Currently, old denim products are dumped in landfills, and dye run-off from denim production can pollute local water supplies.

On an average, the life cycle of a pair of denim jeans produces more than 30 kg of CO2 and uses around 3500 liters of water, the equivalent of running 44 baths.

An unique process called circular denim pulverises used denim into ultrafine particles and then coats or prints the color particles on to undyed new denim to create the typical denim appearance.

This way, the old denim is reused, and new denim does not have to be dyed using the traditional yarn dyeing approach, which consumes a huge amount of water and energy.

If necessary, the color of the fine particles can be enhanced or changed easily before the coating or printing process.

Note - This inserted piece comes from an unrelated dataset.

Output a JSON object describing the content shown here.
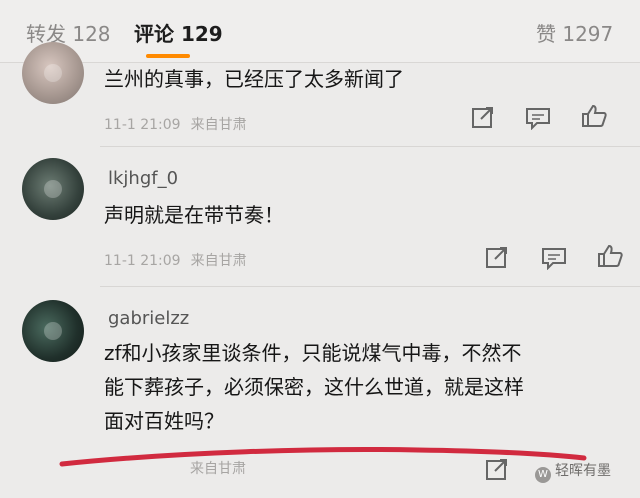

This will also help create a new fashion effect for denim products.

This process also allows dye to be reused, minimising water use and effluent discharge.

The circular denim approach is a completely new one, addressing both denim waste and new denim manufacturing at the same time.

More than 450 million denim jeans are sold globally each year and the retail jeans market is estimated to reach 56 billion dollars by next year.